Even before you died, Barbara, I wanted those fucking cookbooks to disappear. I wanted them to sell on their own. I did not want to have to push them into the faces of tourists for them to fly off the shelves.  I did what I have been dreaming about since before I left Panama, but it still hurts, and it represents a death of another sort this week, besides the anniversary of your passing. They were certainly not the same sort of death, but their loss is still important. Getting rid of the weight of those books meant the death of old me that holds on even when everything in me is screaming to let go – and the growth of a new me that knows that that in letting go, I will find more freedom than in holding on.

I told someone what I had done later that day. I tried to name all the reasons why it was a good thing as my voice cracked and my hands shook. She nodded and smiled and said, “All that can be true Morgan, but it’s also ok to just admit that it was a really shitty moment.”

I’ve given up over and over again, Barbara, and each time I give up it becomes easier. I give up worrying about what people think on a daily basis. I gave up on trying to fulfill every role that someone put in front of me because I very simply could not handle them all, and very few of them are actually me. And I gave up on my cookbooks because it was time, because I hated them more than I loved them, because it is much harder to hold on than it is to let go, even if the process of letting go is painful.

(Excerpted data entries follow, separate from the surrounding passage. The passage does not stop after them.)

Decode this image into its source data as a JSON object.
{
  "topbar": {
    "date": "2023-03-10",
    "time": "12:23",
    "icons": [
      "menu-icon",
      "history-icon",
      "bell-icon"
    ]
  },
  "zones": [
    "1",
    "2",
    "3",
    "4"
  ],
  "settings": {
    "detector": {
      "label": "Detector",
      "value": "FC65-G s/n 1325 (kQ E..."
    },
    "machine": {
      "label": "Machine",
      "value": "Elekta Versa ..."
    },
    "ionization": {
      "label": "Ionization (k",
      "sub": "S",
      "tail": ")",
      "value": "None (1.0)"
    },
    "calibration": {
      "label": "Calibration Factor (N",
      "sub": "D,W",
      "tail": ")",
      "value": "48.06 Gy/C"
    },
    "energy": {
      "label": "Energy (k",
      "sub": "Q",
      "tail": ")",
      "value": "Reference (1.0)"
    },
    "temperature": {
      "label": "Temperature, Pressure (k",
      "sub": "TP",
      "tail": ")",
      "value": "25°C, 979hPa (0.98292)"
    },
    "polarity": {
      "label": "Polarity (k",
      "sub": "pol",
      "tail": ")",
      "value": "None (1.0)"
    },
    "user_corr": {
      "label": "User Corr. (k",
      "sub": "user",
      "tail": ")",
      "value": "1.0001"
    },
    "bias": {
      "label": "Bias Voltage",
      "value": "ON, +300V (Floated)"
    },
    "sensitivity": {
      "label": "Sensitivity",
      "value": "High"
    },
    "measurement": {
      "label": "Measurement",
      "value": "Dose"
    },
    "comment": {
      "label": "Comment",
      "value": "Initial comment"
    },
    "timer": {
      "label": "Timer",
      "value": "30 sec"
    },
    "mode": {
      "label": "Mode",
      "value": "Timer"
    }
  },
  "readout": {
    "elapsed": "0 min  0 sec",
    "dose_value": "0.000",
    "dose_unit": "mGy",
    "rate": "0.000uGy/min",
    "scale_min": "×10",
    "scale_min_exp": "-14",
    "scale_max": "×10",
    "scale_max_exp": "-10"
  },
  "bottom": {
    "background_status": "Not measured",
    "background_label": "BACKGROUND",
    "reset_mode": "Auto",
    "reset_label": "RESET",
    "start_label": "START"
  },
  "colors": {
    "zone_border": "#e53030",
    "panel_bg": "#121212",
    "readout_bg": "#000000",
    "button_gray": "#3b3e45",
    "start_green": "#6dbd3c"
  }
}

It reminds me of my last minutes with you, actually. Anyone I spoke to who had any sort of spiritual awareness after you died told me that they could feel how ecstatic you were having left your body behind. All I could see, though, was your last struggle for breath – your attempt to stay in your body, how you didn’t want to let go. Even right after it happened I marveled at the soul’s connection to this life, which is where my thoughts always turn when I’m faced with death. Why do we hold on so hard if so many traditions teach us that what’s on the other side is so much better?

Perhaps it’s just human nature – perhaps it is just the human side of me that wants to hold on for dear life when the rest of me is begging me to let go. Perhaps in those moments the fear overtakes the peace. Perhaps it is just one more piece we’re supposed to learn. 

Or perhaps, as you most likely know by now, the struggle is just a small one in comparison to the rewards reaped on the other side. 

Perhaps letting go includes releasing the tears that have to be shed to complete the process.

Love and released kisses
Morgan